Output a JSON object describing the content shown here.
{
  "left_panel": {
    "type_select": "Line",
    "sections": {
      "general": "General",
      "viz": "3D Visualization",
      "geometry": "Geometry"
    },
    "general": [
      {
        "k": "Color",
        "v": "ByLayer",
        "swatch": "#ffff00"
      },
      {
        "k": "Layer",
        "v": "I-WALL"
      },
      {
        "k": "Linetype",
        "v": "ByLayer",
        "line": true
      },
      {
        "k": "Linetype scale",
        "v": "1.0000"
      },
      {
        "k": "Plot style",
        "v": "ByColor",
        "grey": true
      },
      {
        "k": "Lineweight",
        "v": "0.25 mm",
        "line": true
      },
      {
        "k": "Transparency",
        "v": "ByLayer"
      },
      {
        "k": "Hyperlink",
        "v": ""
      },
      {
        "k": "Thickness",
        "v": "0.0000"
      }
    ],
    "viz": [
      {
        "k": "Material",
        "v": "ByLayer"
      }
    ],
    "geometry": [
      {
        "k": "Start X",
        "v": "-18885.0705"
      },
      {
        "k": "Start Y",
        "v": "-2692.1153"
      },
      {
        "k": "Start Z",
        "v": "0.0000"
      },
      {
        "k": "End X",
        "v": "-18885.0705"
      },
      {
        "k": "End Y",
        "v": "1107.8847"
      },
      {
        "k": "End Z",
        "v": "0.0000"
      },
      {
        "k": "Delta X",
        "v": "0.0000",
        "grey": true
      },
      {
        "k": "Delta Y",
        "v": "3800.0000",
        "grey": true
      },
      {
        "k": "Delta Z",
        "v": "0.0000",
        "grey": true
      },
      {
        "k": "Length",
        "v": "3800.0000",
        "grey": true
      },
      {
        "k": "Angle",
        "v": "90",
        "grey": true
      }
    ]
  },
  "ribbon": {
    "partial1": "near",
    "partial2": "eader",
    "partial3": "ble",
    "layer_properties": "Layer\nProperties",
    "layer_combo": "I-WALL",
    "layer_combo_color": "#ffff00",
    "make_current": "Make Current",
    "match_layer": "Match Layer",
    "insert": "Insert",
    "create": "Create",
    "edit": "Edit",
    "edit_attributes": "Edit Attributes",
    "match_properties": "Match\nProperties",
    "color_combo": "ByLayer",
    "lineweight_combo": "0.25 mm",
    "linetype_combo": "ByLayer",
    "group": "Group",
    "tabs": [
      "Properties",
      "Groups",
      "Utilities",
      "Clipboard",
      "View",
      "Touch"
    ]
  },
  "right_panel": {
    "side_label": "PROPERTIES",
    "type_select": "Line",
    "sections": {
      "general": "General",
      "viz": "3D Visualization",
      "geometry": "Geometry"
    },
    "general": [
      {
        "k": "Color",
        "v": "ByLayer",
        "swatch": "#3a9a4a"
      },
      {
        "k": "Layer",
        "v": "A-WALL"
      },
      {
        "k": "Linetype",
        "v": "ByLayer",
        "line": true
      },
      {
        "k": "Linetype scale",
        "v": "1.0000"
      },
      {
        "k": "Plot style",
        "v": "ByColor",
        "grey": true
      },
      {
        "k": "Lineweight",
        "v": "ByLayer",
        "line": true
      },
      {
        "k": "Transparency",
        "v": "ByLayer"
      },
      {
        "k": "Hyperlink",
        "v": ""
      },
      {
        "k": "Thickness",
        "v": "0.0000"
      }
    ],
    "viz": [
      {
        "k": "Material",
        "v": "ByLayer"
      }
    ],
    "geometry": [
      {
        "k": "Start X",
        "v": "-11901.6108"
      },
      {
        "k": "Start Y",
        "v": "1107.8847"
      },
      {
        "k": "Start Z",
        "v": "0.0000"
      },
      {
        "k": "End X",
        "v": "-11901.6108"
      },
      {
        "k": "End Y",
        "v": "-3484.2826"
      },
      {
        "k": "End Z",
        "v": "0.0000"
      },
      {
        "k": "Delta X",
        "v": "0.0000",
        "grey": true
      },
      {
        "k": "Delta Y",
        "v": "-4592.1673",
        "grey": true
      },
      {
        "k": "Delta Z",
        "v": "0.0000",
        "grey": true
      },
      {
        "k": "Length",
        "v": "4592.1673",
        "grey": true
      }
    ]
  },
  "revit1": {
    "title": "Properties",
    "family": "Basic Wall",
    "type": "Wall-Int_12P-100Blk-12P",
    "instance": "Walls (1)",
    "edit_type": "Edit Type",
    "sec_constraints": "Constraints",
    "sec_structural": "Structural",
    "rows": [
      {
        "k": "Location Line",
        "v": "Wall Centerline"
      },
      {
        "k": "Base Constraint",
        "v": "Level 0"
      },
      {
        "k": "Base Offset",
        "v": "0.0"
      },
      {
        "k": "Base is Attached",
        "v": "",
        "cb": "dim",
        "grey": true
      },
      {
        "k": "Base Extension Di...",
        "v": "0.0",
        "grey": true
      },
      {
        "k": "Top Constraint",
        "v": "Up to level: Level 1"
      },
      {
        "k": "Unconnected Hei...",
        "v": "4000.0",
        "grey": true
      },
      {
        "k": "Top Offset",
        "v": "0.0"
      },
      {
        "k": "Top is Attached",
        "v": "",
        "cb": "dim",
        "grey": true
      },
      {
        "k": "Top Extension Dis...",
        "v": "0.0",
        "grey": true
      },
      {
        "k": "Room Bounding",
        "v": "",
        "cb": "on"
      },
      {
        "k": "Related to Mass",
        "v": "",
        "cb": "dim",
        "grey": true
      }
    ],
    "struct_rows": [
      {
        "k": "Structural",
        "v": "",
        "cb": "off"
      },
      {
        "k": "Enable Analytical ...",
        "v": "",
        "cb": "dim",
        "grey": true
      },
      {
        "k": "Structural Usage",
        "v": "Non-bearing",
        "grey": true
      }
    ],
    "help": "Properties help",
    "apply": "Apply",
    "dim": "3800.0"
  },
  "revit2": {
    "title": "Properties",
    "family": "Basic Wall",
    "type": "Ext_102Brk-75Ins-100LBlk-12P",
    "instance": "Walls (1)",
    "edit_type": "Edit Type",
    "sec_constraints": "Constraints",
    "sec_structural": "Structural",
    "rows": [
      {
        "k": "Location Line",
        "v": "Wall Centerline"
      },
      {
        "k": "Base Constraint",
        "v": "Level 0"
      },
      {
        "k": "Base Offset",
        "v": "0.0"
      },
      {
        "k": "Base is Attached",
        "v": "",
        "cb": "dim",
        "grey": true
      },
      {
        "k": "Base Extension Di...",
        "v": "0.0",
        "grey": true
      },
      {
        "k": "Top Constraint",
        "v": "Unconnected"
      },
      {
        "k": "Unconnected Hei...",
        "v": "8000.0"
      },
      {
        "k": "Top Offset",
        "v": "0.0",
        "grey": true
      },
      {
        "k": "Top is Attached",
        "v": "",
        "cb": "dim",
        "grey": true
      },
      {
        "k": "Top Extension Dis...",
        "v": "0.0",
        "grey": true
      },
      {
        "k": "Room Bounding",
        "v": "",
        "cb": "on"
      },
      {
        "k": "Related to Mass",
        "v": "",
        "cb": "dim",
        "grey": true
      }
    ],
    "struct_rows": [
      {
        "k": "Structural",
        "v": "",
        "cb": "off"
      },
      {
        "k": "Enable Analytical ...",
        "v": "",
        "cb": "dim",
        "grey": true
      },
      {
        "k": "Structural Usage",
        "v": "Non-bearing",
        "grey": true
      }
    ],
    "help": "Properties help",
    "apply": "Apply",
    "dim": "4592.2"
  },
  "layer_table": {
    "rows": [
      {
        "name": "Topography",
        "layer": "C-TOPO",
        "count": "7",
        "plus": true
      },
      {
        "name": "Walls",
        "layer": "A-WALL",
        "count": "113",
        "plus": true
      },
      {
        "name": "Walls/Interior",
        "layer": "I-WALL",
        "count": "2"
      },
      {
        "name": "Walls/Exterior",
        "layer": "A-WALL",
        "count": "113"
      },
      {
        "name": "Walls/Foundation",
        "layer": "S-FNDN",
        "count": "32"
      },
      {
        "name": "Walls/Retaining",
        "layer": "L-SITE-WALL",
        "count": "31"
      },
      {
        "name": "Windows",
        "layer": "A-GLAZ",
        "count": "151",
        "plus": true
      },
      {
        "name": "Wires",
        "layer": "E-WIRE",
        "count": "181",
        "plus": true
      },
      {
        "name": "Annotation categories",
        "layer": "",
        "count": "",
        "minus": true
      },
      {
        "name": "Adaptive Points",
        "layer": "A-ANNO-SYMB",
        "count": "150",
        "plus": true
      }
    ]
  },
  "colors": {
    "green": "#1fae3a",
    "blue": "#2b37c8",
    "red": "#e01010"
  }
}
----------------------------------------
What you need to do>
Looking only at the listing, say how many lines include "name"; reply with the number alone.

Reply to the task>
10